Your goal: An exact copy of the records below is required, and it must contain no pictures.

Stored data:
-- Opening Marker --

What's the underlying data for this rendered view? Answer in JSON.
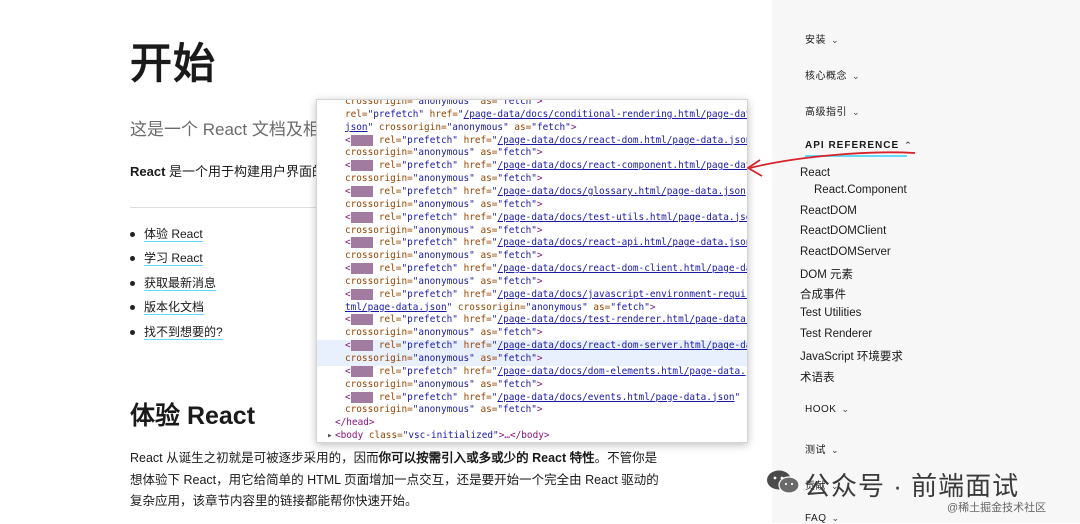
{
  "main": {
    "title": "开始",
    "intro": "这是一个 React 文档及相关",
    "desc": "React 是一个用于构建用户界面的 Ja",
    "links": [
      "体验 React",
      "学习 React",
      "获取最新消息",
      "版本化文档",
      "找不到想要的?"
    ],
    "section_title": "体验 React",
    "para": {
      "l1_a": "React 从诞生之初就是可被逐步采用的，因而",
      "l1_b": "你可以按需引入或多或少的 React 特性",
      "l1_c": "。不管你是",
      "l2": "想体验下 React，用它给简单的 HTML 页面增加一点交互，还是要开始一个完全由 React 驱动的",
      "l3": "复杂应用，该章节内容里的链接都能帮你快速开始。"
    }
  },
  "devtools": {
    "top_line": "crossorigin=\"anonymous\" as=\"fetch\">",
    "link_open": "<link",
    "rel": " rel=",
    "rel_val": "\"prefetch\"",
    "href": " href=",
    "cross": "crossorigin=",
    "cross_val": "\"anonymous\"",
    "as": " as=",
    "as_val": "\"fetch\"",
    "close": ">",
    "links": [
      {
        "url": "/page-data/docs/conditional-rendering.html/page-data.",
        "url2": "json"
      },
      {
        "url": "/page-data/docs/react-dom.html/page-data.json"
      },
      {
        "url": "/page-data/docs/react-component.html/page-data.json"
      },
      {
        "url": "/page-data/docs/glossary.html/page-data.json"
      },
      {
        "url": "/page-data/docs/test-utils.html/page-data.json"
      },
      {
        "url": "/page-data/docs/react-api.html/page-data.json"
      },
      {
        "url": "/page-data/docs/react-dom-client.html/page-data.json"
      },
      {
        "url": "/page-data/docs/javascript-environment-requirements.h",
        "url2": "tml/page-data.json"
      },
      {
        "url": "/page-data/docs/test-renderer.html/page-data.json"
      },
      {
        "url": "/page-data/docs/react-dom-server.html/page-data.json"
      },
      {
        "url": "/page-data/docs/dom-elements.html/page-data.json"
      },
      {
        "url": "/page-data/docs/events.html/page-data.json"
      }
    ],
    "head_close": "</head>",
    "body_open": "<body",
    "body_class": " class=",
    "body_class_val": "\"vsc-initialized\"",
    "body_rest": ">…</body>"
  },
  "sidebar": {
    "sections": [
      "安装",
      "核心概念",
      "高级指引",
      "API REFERENCE",
      "HOOK",
      "测试",
      "贡献",
      "FAQ"
    ],
    "api_items": [
      "React",
      "React.Component",
      "ReactDOM",
      "ReactDOMClient",
      "ReactDOMServer",
      "DOM 元素",
      "合成事件",
      "Test Utilities",
      "Test Renderer",
      "JavaScript 环境要求",
      "术语表"
    ]
  },
  "watermark": {
    "main": "公众号 · 前端面试",
    "sub": "@稀土掘金技术社区"
  },
  "colors": {
    "accent": "#61dafb",
    "annotation": "#d9232a"
  }
}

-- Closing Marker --

Solved problem:
What's the underlying data for this rendered view? Answer in JSON.
{
  "main": {
    "title": "开始",
    "intro": "这是一个 React 文档及相关",
    "desc": "React 是一个用于构建用户界面的 Ja",
    "links": [
      "体验 React",
      "学习 React",
      "获取最新消息",
      "版本化文档",
      "找不到想要的?"
    ],
    "section_title": "体验 React",
    "para": {
      "l1_a": "React 从诞生之初就是可被逐步采用的，因而",
      "l1_b": "你可以按需引入或多或少的 React 特性",
      "l1_c": "。不管你是",
      "l2": "想体验下 React，用它给简单的 HTML 页面增加一点交互，还是要开始一个完全由 React 驱动的",
      "l3": "复杂应用，该章节内容里的链接都能帮你快速开始。"
    }
  },
  "devtools": {
    "top_line": "crossorigin=\"anonymous\" as=\"fetch\">",
    "link_open": "<link",
    "rel": " rel=",
    "rel_val": "\"prefetch\"",
    "href": " href=",
    "cross": "crossorigin=",
    "cross_val": "\"anonymous\"",
    "as": " as=",
    "as_val": "\"fetch\"",
    "close": ">",
    "links": [
      {
        "url": "/page-data/docs/conditional-rendering.html/page-data.",
        "url2": "json"
      },
      {
        "url": "/page-data/docs/react-dom.html/page-data.json"
      },
      {
        "url": "/page-data/docs/react-component.html/page-data.json"
      },
      {
        "url": "/page-data/docs/glossary.html/page-data.json"
      },
      {
        "url": "/page-data/docs/test-utils.html/page-data.json"
      },
      {
        "url": "/page-data/docs/react-api.html/page-data.json"
      },
      {
        "url": "/page-data/docs/react-dom-client.html/page-data.json"
      },
      {
        "url": "/page-data/docs/javascript-environment-requirements.h",
        "url2": "tml/page-data.json"
      },
      {
        "url": "/page-data/docs/test-renderer.html/page-data.json"
      },
      {
        "url": "/page-data/docs/react-dom-server.html/page-data.json"
      },
      {
        "url": "/page-data/docs/dom-elements.html/page-data.json"
      },
      {
        "url": "/page-data/docs/events.html/page-data.json"
      }
    ],
    "head_close": "</head>",
    "body_open": "<body",
    "body_class": " class=",
    "body_class_val": "\"vsc-initialized\"",
    "body_rest": ">…</body>"
  },
  "sidebar": {
    "sections": [
      "安装",
      "核心概念",
      "高级指引",
      "API REFERENCE",
      "HOOK",
      "测试",
      "贡献",
      "FAQ"
    ],
    "api_items": [
      "React",
      "React.Component",
      "ReactDOM",
      "ReactDOMClient",
      "ReactDOMServer",
      "DOM 元素",
      "合成事件",
      "Test Utilities",
      "Test Renderer",
      "JavaScript 环境要求",
      "术语表"
    ]
  },
  "watermark": {
    "main": "公众号 · 前端面试",
    "sub": "@稀土掘金技术社区"
  },
  "colors": {
    "accent": "#61dafb",
    "annotation": "#d9232a"
  }
}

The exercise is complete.